» **Instructions to follow**:
Report the count of lines holding "your" in the records, with no other words.

Excerpts from an interface dataset
========================================

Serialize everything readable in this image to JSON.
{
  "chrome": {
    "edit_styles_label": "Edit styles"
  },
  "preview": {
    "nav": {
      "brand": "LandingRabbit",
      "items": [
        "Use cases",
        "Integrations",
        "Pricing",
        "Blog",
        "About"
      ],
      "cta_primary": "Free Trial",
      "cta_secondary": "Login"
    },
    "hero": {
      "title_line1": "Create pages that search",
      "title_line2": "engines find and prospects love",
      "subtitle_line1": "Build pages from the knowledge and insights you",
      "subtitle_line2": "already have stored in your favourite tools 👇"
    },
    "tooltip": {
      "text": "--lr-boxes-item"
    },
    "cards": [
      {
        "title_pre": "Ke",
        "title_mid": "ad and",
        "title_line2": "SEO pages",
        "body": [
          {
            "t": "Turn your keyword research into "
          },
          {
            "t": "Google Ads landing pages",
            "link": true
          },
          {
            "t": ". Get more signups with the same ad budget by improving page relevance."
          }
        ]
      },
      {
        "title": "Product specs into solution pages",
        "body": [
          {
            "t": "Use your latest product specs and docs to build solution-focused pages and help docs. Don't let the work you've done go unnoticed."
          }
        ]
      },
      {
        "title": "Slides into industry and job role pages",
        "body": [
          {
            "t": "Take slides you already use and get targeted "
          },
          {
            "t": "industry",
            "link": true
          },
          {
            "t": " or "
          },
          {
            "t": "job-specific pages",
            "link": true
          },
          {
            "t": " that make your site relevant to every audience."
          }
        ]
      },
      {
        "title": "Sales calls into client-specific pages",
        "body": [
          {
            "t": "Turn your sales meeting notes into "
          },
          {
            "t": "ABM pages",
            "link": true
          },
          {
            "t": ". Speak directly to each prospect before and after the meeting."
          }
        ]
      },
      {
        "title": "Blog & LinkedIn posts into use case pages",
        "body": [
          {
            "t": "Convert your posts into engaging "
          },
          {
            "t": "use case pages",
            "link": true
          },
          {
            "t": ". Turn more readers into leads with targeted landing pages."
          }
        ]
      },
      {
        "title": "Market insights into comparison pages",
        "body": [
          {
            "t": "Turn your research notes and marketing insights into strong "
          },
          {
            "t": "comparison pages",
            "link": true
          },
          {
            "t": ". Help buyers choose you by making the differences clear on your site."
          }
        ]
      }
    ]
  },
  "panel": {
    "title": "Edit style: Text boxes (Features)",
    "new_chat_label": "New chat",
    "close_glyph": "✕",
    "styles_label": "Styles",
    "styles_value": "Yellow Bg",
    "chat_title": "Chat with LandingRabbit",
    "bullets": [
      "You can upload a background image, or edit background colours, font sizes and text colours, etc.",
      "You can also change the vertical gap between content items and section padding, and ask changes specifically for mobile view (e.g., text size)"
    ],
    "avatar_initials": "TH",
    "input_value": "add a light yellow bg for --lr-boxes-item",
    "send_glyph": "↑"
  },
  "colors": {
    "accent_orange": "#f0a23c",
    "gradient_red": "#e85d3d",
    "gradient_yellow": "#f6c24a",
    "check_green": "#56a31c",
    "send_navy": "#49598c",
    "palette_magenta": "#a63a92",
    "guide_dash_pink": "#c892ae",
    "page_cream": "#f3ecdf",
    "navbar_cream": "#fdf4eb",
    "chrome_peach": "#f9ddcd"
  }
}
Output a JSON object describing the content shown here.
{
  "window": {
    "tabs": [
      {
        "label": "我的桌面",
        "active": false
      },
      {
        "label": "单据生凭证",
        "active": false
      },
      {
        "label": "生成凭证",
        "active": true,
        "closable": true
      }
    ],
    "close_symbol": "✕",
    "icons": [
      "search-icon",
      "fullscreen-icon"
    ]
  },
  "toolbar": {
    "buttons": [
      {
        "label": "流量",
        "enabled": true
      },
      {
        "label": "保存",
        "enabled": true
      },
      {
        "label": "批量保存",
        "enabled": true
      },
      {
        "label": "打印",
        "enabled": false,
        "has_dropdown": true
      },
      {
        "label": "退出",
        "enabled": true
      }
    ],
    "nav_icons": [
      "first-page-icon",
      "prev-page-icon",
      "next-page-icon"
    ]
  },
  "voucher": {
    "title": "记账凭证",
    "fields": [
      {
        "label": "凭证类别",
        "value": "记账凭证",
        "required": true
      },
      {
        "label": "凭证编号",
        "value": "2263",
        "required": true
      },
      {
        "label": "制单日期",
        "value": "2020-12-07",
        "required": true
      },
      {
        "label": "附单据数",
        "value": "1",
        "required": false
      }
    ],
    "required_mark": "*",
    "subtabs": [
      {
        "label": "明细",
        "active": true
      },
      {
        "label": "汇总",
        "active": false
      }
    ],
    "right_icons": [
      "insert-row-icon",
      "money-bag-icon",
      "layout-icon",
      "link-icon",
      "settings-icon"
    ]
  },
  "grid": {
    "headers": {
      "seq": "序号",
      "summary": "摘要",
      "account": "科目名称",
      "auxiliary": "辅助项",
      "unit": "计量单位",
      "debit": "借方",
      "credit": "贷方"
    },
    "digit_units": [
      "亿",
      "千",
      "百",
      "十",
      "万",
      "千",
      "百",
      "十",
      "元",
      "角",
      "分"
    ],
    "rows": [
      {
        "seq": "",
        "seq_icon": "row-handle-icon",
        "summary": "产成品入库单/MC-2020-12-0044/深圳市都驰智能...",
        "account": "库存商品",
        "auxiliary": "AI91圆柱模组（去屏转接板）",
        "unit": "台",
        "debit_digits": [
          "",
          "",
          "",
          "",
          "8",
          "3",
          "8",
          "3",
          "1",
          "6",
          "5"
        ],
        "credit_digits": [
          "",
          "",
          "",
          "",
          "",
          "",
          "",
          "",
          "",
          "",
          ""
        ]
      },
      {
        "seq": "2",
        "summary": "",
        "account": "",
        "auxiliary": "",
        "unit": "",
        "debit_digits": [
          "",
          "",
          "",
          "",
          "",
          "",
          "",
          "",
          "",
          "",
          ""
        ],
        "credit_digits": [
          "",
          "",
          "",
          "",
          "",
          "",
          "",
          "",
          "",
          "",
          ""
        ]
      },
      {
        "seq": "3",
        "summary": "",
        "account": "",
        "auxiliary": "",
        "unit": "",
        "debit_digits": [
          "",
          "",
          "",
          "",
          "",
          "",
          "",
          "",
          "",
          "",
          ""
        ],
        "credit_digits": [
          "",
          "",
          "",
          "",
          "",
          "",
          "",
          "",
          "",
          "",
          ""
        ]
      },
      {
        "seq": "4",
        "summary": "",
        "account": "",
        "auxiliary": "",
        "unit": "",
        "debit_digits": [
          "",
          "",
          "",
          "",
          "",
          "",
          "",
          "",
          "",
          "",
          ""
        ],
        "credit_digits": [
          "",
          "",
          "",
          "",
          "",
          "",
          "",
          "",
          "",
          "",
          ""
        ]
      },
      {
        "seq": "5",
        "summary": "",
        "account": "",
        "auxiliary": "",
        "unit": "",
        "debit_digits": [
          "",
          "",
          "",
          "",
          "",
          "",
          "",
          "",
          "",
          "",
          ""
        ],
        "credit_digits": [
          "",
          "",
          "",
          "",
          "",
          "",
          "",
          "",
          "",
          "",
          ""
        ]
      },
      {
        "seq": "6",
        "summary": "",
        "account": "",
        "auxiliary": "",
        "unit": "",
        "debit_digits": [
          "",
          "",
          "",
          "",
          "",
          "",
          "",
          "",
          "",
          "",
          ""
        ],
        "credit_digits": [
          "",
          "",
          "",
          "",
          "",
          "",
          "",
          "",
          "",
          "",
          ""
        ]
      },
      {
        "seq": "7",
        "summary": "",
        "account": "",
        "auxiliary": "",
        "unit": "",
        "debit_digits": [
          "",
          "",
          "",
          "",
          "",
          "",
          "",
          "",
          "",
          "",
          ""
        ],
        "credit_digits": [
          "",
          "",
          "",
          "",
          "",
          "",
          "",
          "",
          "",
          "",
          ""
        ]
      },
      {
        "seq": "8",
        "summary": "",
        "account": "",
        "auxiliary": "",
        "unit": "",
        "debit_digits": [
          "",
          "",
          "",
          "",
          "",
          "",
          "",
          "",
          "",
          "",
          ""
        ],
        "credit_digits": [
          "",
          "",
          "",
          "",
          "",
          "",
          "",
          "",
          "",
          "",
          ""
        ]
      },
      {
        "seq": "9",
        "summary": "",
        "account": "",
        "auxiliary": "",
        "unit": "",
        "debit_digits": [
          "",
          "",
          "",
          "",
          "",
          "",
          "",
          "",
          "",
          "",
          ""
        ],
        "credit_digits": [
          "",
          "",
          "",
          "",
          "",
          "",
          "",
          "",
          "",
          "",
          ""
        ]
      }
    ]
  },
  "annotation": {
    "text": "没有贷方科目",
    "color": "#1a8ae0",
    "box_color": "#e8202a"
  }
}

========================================

» **Answer section**:
8